We woke to another beautiful morning and did a full pack-up of Bertha as we were heading off today. With water tank and jerry can full and grey water tank empty, we drove a short distance to the fuel station to fill up with diesel, and then on to the dump point to empty the cassette. So, with everything full that needed to be full and everything empty that needed to be empty, we headed back to the Lasseter Highway.
Our first stop for coffee was at Sandy Way Rest Area (71 Camps 9). We commented on this stop on the way in. Overnight stays of 24 hours are allowed, and there is water (not sure exactly how fresh), shelter, rubbish bins, and a mobile ‘phone “hotspot”. As advised previously, this could be a reasonable place to stop overnight on the way to Yulara and then only have a short drive the next morning.
Back on the highway we passed a “wandering animals” road-sign and sure enough, we almost immediately came across some cattle right on the edge of the road.
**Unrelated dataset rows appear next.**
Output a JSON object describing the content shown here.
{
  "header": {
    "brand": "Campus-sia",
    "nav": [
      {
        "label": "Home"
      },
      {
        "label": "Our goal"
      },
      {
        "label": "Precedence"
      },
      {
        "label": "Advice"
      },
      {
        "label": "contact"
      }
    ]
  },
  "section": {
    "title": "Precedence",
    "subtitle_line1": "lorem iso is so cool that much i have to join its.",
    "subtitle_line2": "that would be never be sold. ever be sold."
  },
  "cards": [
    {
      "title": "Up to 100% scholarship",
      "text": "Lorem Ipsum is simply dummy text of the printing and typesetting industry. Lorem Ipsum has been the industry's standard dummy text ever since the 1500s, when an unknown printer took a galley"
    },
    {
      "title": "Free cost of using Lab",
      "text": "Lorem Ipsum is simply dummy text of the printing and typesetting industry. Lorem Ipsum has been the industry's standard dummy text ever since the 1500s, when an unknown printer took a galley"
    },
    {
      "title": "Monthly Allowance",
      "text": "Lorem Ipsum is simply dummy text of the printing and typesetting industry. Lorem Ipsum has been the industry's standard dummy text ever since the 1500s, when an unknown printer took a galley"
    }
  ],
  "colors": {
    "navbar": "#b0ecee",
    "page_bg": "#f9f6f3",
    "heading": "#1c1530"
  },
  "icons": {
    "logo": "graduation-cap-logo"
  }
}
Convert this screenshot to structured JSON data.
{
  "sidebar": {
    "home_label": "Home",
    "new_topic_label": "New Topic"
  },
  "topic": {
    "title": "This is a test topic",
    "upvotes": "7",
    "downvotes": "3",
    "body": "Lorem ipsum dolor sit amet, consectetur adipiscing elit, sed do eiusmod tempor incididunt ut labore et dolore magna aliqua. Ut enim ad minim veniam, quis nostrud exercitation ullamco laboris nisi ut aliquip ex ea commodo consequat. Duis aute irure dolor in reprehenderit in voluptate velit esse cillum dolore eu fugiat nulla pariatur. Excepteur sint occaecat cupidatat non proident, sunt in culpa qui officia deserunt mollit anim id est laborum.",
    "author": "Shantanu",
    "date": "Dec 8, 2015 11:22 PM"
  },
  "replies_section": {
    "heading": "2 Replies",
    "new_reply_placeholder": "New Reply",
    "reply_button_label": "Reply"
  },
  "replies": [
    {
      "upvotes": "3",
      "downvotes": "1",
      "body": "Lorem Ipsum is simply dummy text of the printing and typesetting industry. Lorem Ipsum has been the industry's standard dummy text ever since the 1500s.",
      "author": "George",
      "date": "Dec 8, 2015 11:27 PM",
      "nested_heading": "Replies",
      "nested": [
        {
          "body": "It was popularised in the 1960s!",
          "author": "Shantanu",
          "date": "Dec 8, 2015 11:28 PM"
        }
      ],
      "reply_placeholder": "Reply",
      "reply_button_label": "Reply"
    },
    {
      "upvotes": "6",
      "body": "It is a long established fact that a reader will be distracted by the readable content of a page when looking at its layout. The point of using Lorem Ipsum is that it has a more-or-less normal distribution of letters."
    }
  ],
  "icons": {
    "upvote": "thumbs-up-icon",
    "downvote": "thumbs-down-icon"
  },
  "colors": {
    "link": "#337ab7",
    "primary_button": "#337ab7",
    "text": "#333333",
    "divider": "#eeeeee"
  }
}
They looked peaceful and happy enough but it would only take a few steps out into traffic to cause chaos!
We stopped for lunch in Bertha at Curtin Springs. It was very busy while we were there with a couple of coaches stopping but it’s simply too expensive for us to make any purchases here.
From Curtin Springs we continued along Lasseter Highway to the Luritja Road where we turned North towards Kings Canyon.
We soon made our way to Salt Creek Rest Area (67 Camps 9) where we will be staying the night. It’s a great free camp with shelter, rubbish bins, a water tank, etc but no toilet facilities. There were a couple of groups here when we arrived but it has since been filling up all afternoon.
After a basic set-up I went for a walk to see if I could find any trace of Salt Creek. No luck at all, but there is a large sand-dune behind the camping area and a number of driving tracks over the top. The dirt here is very fine red dust and obviously some vehicles had experienced some difficulties driving through the dust. Over the sand-dune however was a fantastic place to camp with lots of flat ground, trees, etc, but no man made facilities. Late this afternoon a chap in a Land Rover and off-road camper stopped and checked it out – he happily drove over and is now set-up on his own over the hill.
On the way back from my walk I noticed some interesting tracks in the dust – no idea what they are though.
This place is great. There is a pleasant cool breeze, no TV, no internet, no mobile phones, just peacefulness. What else could we do but get out the chairs and enjoy some reading in the shade?
There are about 10 groups here tonight, so it has got a lot more crowded since we arrived. We fired up the BBQ for dinner and then sat inside with the doors and windows open, reading and enjoying the breeze without the flies (yes – they are a real problem out here).
After a while someone in one of the other groups started playing guitar – very well too! What a lovely way to spend the evening. We went to sleep to the sound of dingoes/dogs howling somewhere near-by.